→ **Problem**
Each line below that includes the word "marks" is to be reported.

→ **Records from a data collection**
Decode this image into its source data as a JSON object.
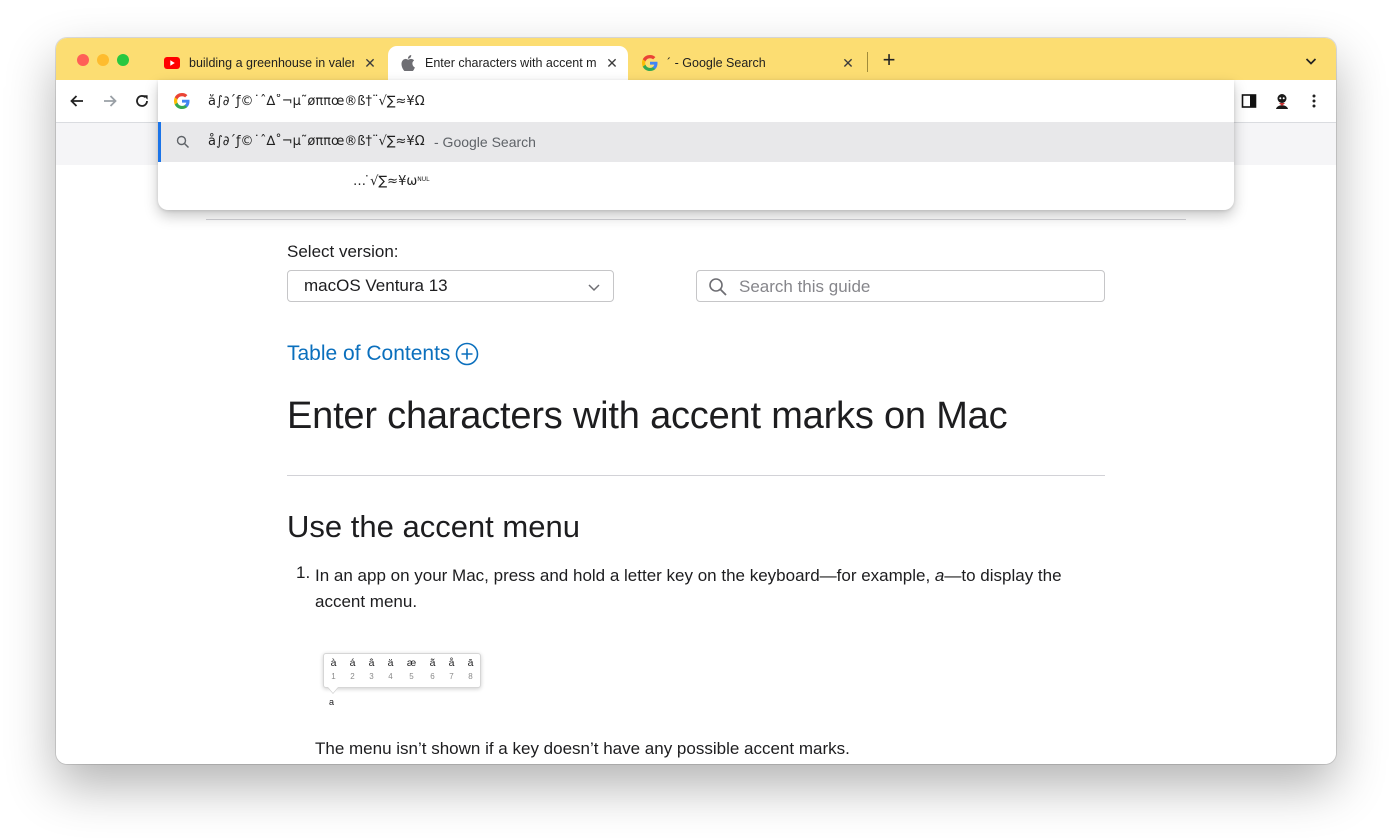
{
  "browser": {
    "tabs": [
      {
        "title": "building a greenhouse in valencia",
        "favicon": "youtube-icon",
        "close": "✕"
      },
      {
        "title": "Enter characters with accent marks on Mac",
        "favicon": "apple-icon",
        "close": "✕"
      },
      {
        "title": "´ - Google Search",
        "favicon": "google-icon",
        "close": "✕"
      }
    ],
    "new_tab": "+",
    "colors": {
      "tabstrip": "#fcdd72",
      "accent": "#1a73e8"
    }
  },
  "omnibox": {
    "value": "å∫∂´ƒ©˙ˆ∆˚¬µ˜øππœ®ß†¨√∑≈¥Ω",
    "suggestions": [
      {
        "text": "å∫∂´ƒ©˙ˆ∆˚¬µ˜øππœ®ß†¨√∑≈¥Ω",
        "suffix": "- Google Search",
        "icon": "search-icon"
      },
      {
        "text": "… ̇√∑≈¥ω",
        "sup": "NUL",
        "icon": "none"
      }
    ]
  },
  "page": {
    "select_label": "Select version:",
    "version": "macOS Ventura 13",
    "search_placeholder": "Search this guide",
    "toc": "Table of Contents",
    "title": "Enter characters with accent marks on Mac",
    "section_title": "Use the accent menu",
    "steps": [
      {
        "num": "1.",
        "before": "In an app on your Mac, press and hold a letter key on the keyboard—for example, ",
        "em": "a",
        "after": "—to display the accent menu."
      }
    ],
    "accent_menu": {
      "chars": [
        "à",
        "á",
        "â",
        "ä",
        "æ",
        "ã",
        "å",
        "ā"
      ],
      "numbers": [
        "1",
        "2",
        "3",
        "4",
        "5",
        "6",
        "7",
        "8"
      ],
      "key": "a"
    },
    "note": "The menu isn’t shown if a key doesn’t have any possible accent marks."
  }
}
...
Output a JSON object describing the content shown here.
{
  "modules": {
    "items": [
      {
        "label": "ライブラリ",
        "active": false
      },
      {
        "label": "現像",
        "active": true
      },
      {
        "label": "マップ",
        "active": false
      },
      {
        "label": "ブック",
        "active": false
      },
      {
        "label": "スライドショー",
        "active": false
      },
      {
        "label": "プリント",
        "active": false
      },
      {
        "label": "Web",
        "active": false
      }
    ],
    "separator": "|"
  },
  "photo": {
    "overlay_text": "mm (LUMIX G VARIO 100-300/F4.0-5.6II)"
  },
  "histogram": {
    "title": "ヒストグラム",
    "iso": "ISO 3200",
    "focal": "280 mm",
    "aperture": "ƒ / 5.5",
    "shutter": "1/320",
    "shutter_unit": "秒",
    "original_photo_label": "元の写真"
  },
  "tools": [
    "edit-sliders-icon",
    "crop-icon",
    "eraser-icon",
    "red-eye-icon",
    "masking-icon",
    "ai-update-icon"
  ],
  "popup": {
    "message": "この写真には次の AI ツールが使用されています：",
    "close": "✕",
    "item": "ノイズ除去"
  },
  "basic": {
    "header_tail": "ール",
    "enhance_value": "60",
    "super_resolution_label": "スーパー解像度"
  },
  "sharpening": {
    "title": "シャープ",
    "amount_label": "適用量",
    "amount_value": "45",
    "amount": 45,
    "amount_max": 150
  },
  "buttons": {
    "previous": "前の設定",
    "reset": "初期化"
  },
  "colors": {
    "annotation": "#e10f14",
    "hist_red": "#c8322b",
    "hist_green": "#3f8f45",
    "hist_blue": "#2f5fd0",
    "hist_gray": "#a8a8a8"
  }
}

→ **Solution**
        "title": "Enter characters with accent marks on Mac",
    "title": "Enter characters with accent marks on Mac",
    "note": "The menu isn’t shown if a key doesn’t have any possible accent marks."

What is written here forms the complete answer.